Records excerpted from a collection:
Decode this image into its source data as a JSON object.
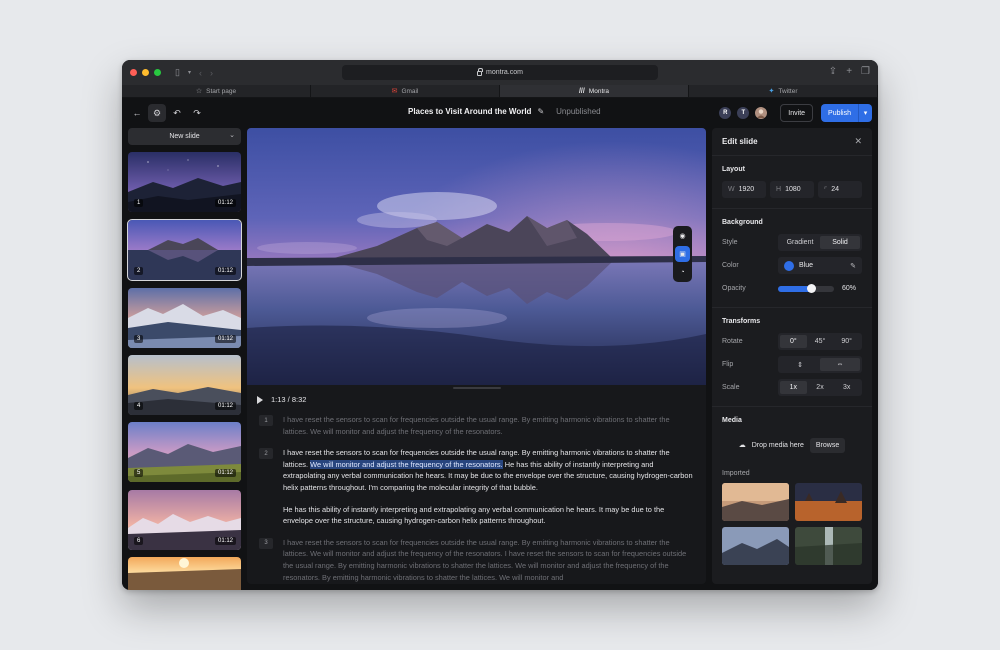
{
  "browser": {
    "url": "montra.com",
    "tabs": [
      {
        "label": "Start page",
        "icon": "star-icon"
      },
      {
        "label": "Gmail",
        "icon": "gmail-icon"
      },
      {
        "label": "Montra",
        "icon": "montra-icon"
      },
      {
        "label": "Twitter",
        "icon": "twitter-icon"
      }
    ]
  },
  "header": {
    "title": "Places to Visit Around the World",
    "status": "Unpublished",
    "avatars": [
      "R",
      "T"
    ],
    "invite": "Invite",
    "publish": "Publish"
  },
  "slides": {
    "new_slide": "New slide",
    "items": [
      {
        "num": "1",
        "duration": "01:12"
      },
      {
        "num": "2",
        "duration": "01:12"
      },
      {
        "num": "3",
        "duration": "01:12"
      },
      {
        "num": "4",
        "duration": "01:12"
      },
      {
        "num": "5",
        "duration": "01:12"
      },
      {
        "num": "6",
        "duration": "01:12"
      }
    ],
    "active_index": 2
  },
  "player": {
    "time": "1:13 / 8:32"
  },
  "transcript": [
    {
      "num": "1",
      "state": "dim",
      "pre": "I have reset the sensors to scan for frequencies outside the usual range. By emitting harmonic vibrations to shatter the lattices. We will monitor and adjust the frequency of the resonators.",
      "highlight": "",
      "post": ""
    },
    {
      "num": "2",
      "state": "bright",
      "pre": "I have reset the sensors to scan for frequencies outside the usual range. By emitting harmonic vibrations to shatter the lattices.",
      "highlight": "We will monitor and adjust the frequency of the resonators.",
      "post": "He has this ability of instantly interpreting and extrapolating any verbal communication he hears. It may be due to the envelope over the structure, causing hydrogen-carbon helix patterns throughout. I'm comparing the molecular integrity of that bubble."
    },
    {
      "num": "",
      "state": "bright",
      "pre": "He has this ability of instantly interpreting and extrapolating any verbal communication he hears. It may be due to the envelope over the structure, causing hydrogen-carbon helix patterns throughout.",
      "highlight": "",
      "post": ""
    },
    {
      "num": "3",
      "state": "dim",
      "pre": "I have reset the sensors to scan for frequencies outside the usual range. By emitting harmonic vibrations to shatter the lattices. We will monitor and adjust the frequency of the resonators. I have reset the sensors to scan for frequencies outside the usual range. By emitting harmonic vibrations to shatter the lattices. We will monitor and adjust the frequency of the resonators. By emitting harmonic vibrations to shatter the lattices. We will monitor and",
      "highlight": "",
      "post": ""
    }
  ],
  "panel": {
    "title": "Edit slide",
    "layout": {
      "title": "Layout",
      "w_label": "W",
      "w": "1920",
      "h_label": "H",
      "h": "1080",
      "r_label": "⌜",
      "r": "24"
    },
    "background": {
      "title": "Background",
      "style_label": "Style",
      "style_options": [
        "Gradient",
        "Solid"
      ],
      "style_selected": "Solid",
      "color_label": "Color",
      "color_name": "Blue",
      "color_hex": "#2f6ee6",
      "opacity_label": "Opacity",
      "opacity_value": "60%",
      "opacity_fraction": 0.6
    },
    "transforms": {
      "title": "Transforms",
      "rotate_label": "Rotate",
      "rotate_options": [
        "0°",
        "45°",
        "90°"
      ],
      "flip_label": "Flip",
      "scale_label": "Scale",
      "scale_options": [
        "1x",
        "2x",
        "3x"
      ]
    },
    "media": {
      "title": "Media",
      "drop": "Drop media here",
      "browse": "Browse",
      "imported": "Imported"
    }
  },
  "colors": {
    "accent": "#2f6ee6",
    "traffic_red": "#ff5f57",
    "traffic_yellow": "#febc2e",
    "traffic_green": "#28c840"
  }
}
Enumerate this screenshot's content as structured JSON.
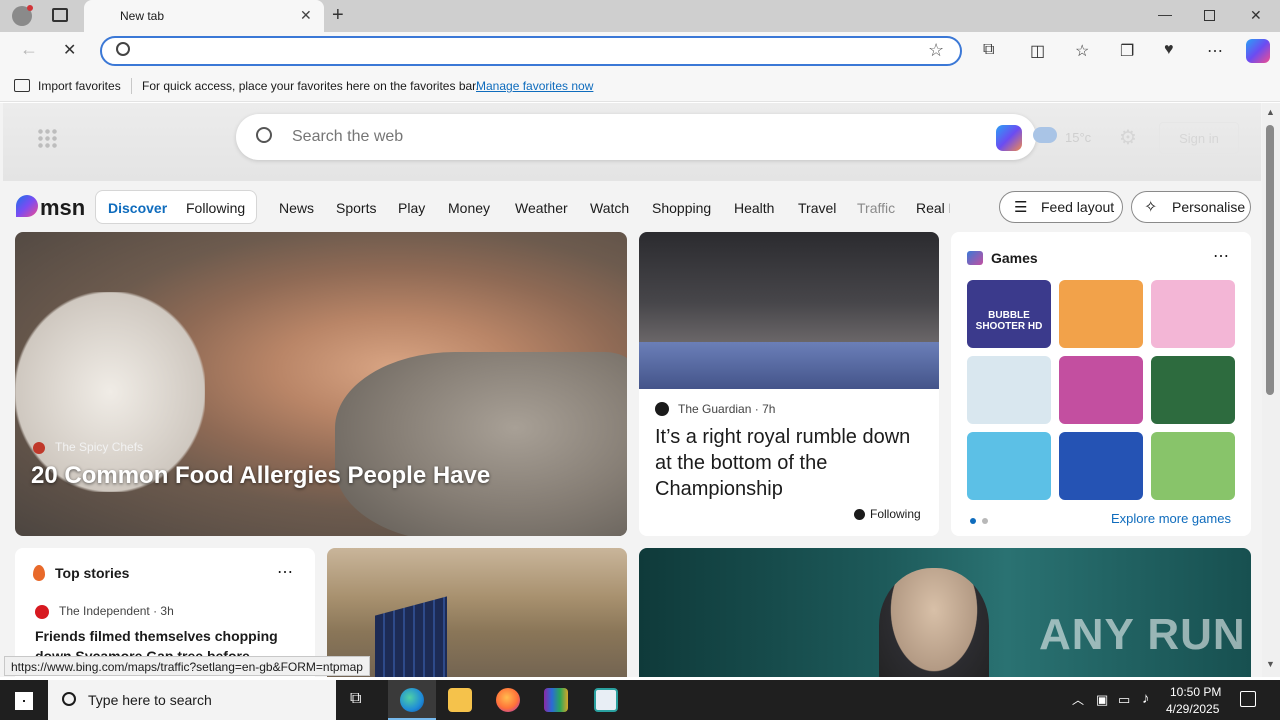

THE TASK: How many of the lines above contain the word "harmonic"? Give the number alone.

ANSWER FOR THIS EXERCISE: 3